I always keep in mind that “belief” is related linguistically to the word “beloved.” The Latin word for “opinion” was opinio which carries with it a hint of unreality. I recall reading a book on Hispanic fiction which equated opinions with “the organizing principles of private fantasy” and Thomas More, author of Utopia, created the word existimation to translate it in regard to one’s self-conceived reputation. On the other hand, the Latin word for “belief” was fides (usually translated as “faith”) or confidentia (usually translated as “confidence”), while the Latin verb “to believe” is credere, meaning “to rely on” and is related (like “beloved”) to the word for “heart”: in other words, what we believe is what we stake our hearts upon. For this reason, I do not equate “opinions” with “beliefs.”

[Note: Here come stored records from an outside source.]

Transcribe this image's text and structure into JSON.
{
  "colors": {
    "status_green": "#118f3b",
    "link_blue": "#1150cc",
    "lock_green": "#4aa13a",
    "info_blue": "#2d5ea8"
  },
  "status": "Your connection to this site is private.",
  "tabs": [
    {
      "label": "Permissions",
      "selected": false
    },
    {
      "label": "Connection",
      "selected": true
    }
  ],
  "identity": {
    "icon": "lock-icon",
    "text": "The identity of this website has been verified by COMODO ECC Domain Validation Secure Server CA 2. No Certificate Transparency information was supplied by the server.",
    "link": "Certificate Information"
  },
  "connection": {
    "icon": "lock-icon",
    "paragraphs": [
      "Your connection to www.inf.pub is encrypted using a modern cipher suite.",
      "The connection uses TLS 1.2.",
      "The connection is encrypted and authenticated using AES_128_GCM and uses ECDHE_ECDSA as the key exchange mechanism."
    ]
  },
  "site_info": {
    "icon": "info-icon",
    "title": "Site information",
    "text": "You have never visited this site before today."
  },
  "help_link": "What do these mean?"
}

Beliefs to the believer are as fundamentally certain as facts. Beliefs are not scientifically or historically verifiable like facts, but to the one who holds them they are just as true. This is why I steered away from using the word “truth” in regard to defining “fact.” Facts are one form of truth; beliefs are another. In post-modern thought, beliefs are the truths which may differ amongst persons. Facts are objective truths on which all may agree; beliefs are subjective truths on which we may differ; neither is likely to be changed by argument. Opinions, however, may be.
Beliefs and facts share the characteristic that they are subject to disproof. For centuries human beings held as fact the notion that the sun revolved around the earth; that was an objectively observable, verifiable phenomenon everyone saw every day. But that “fact” was disputed by the ancient astronomer Aristarchus in about 270 BCE and by Nicolaus Copernicus in the 16th Century; both stricter observation and mathematics proved the “fact” to be false. Were one to accept still the notion that the earth is the center of the universe, that idea would not be a fact; it would not be a belief; it would not be an opinion. It would be a delusion.
In our conversations, let us resolve to accept objectively verifiable facts; where we are wrong about facts, we must be willing to accept correction. Let us also resolve to be respectful of one another’s beliefs remembering that these are matters of heart-invested trust. As to opinions, let us be gracious when challenged; let’s remember the title of that book written by the great theologian Snoopy, Has It Ever Occurred to You that You Might Be Wrong?
I am sure that there will be many conversations with family, friends, fellow Christians, and others in which these admonitions will be tested! Keep in mind the British motivational poster from World War II, “Keep Calm and Carry On”!
Given what I had to say above about my clergy friend’s acceptance of the Austrian school economic theories, you’ve probably figured out that I hold his “beliefs” to be delusions. Unfortunately, I’m afraid that those who are deluded about that and many other things now hold the reins of government in this country. This is why I strongly, and fearfully, believe that Mr. Bruni was correct in his New York Times editorial when he concluded that if the level of public discourse is allowed to pass into derangement, “Trump may be victorious in more than setting newly coarse terms for our political debate. He may indeed win on many fronts, over many years.” (Ibid.)
The ministry of clergy in all traditions to proclaim the truth as we understand it and to teach our people to discern it for themselves has become even more important and urgent.
Father Funston is the rector of St. Paul’s Episcopal Church, Medina, Ohio.